When I returned to Cary, I sat near the fallen horse and told Carey I was going to start praying out loud so she could hear me.
I knew that ordinarily in a situation such as this, one would pray for God’s will to be done. Instead, I turned to an idea of prayer that came from one of my favorite Quaker theologians, Douglas Steere. He said pray any way you want, and if the prayer isn’t right, God will change it in the process of praying. I found myself praying boldly. I told God, “You have to save Carey. I don’t care how you do it. You can levitate her, levitate the horse, bring a miracle, bring help. But you must save her. And you must make sure that there will be no on-going injuries.” As I told God what to do, I expected the prayer to be changed. Certainly I had no business demanding such a response from God. But the prayer didn’t change. I almost felt as if God stopped, and listened, and allowed me to continue to pray for a miracle.
At one point, I told God that He couldn’t allow her to die because my teacher and my mother had died within the last six weeks and I didn’t know if I could take another loss. The prayer was stopped. I felt as if God said to me, “This isn’t about you, it’s about Carey!”
I returned to praying for a miracle for her – specifically, that the horse would stay calm, since every time he struggled, some of the dirt on the side of the ditch became dislodged. But just as I prayed, the horse started struggling again.
Why, I thought, am I getting the opposite of my prayer?”
A few minutes later, the hiker returned with a park ranger, who reassured us that the paramedics were on their way.
But now Carey gasped, “Linda, I’m running out of breath. I think I might only have twenty seconds left.”
Knowing that the paramedics were several minutes away, I thought, “No way is she going to die now, with help so close!” It occurred to me that I might have been wrong about the horse’s struggling; maybe when he struggled, he moved enough to allow Carey to get some air down in the hole. Perhaps this, too, was a gift from God.
I suggested to the ranger that he take one of the horses’ hind feet and I’d take the other.
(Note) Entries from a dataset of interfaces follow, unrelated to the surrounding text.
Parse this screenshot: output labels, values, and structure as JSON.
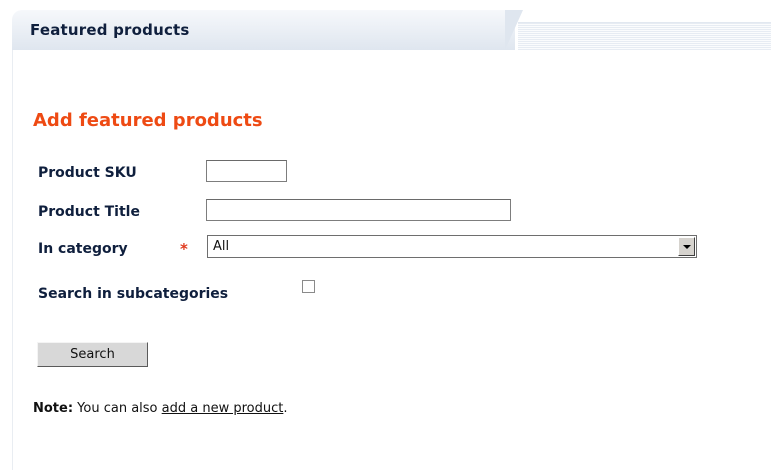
{
  "panel": {
    "title": "Featured products"
  },
  "form": {
    "heading": "Add featured products",
    "sku_label": "Product SKU",
    "sku_value": "",
    "title_label": "Product Title",
    "title_value": "",
    "category_label": "In category",
    "required_mark": "*",
    "category_selected": "All",
    "subcategories_label": "Search in subcategories",
    "subcategories_checked": false,
    "search_button": "Search"
  },
  "note": {
    "label": "Note:",
    "text_before": " You can also ",
    "link_text": "add a new product",
    "text_after": "."
  },
  "colors": {
    "heading": "#ee4a13",
    "label": "#0f1f3d",
    "required": "#e03a1e",
    "tab_gradient_top": "#f6f8fb",
    "tab_gradient_bottom": "#dfe6ef"
  }
}
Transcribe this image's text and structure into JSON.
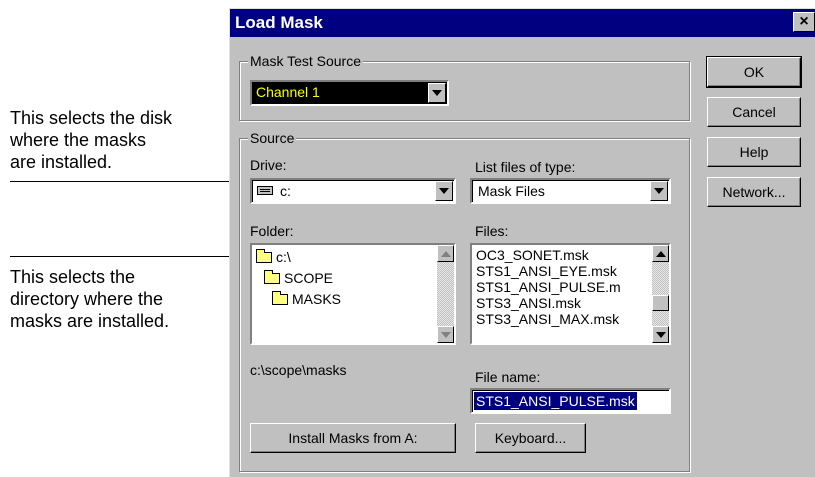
{
  "callouts": {
    "drive_note": [
      "This selects the disk",
      "where the masks",
      "are installed."
    ],
    "folder_note": [
      "This selects the",
      "directory where the",
      "masks are installed."
    ]
  },
  "dialog": {
    "title": "Load Mask",
    "close_glyph": "×",
    "mask_test_source": {
      "legend": "Mask Test Source",
      "value": "Channel 1",
      "value_color": "#ffff00"
    },
    "source": {
      "legend": "Source",
      "drive_label": "Drive:",
      "drive_value": "c:",
      "list_type_label": "List files of type:",
      "list_type_value": "Mask Files",
      "folder_label": "Folder:",
      "folders": [
        "c:\\",
        "SCOPE",
        "MASKS"
      ],
      "files_label": "Files:",
      "files": [
        "OC3_SONET.msk",
        "STS1_ANSI_EYE.msk",
        "STS1_ANSI_PULSE.m",
        "STS3_ANSI.msk",
        "STS3_ANSI_MAX.msk"
      ],
      "current_path": "c:\\scope\\masks",
      "file_name_label": "File name:",
      "file_name_value": "STS1_ANSI_PULSE.msk",
      "install_button": "Install Masks from A:",
      "keyboard_button": "Keyboard..."
    },
    "buttons": {
      "ok": "OK",
      "cancel": "Cancel",
      "help": "Help",
      "network": "Network..."
    },
    "icons": {
      "drive": "hard-drive-icon",
      "folder_open": "folder-open-icon"
    }
  }
}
If we made him kick, maybe he’d lift his hindquarters enough so Carey could get some breaths.
We did manage to get the horse kicking – enough that Carey was able to turn her head and find a new pocket of life-saving air.
Within another few minutes, twelve paramedics arrived. I began to relax, but the crisis wasn’t over yet. Lifting the horse was not an easy task. The paramedics tried to call a vet. No luck. They called for a hoist. Again, no luck.
Finally, one of the men who knew horses suggested that they wrap a rope around the horse’s hind legs, then wrap the rope around the tree and all pull. If they could elevate the hindquarters, two paramedics might be able to yank Carey out of the hole. It worked. A minute later, she was out. By this time, she had been under the horse for almost an hour and a half.
While the paramedics worked with Carey, the hiker told me that she had started hiking on that trail and then realized that it was too isolated. She was starting to turn around when she heard my cries. I calculated that she had probably started on the trail just as the accident had happened.
Was she led to go up the trail? She was right where she needed to be, when
I needed her. In the midst of this potential tragedy, I understood that no matter what the situation and how hopeless it looks to us, there is always a place and a way for God to come through.
Carey was hospitalized for three days. She had some minor heart damage, part of her face was paralyzed, she had a broken finger, and bruises of every color. The day after the accident I organized a prayer circle for Carey’s complete healing. It included people she didn’t even know – friends of friends of friends. After several weeks of physical therapy, she was completely healed.
Just five weeks later, Carey and I went on another one week riding vacation. And both of us did just fine.
By Linda Seger
Published in The Breakthrough Intercessor, Winter, 2006
Note: Dr. Linda Seger is a script consultant and the author of nine books, seven on screenwriting. She has three M.A. degrees (two in theology) and a ThD in Theology.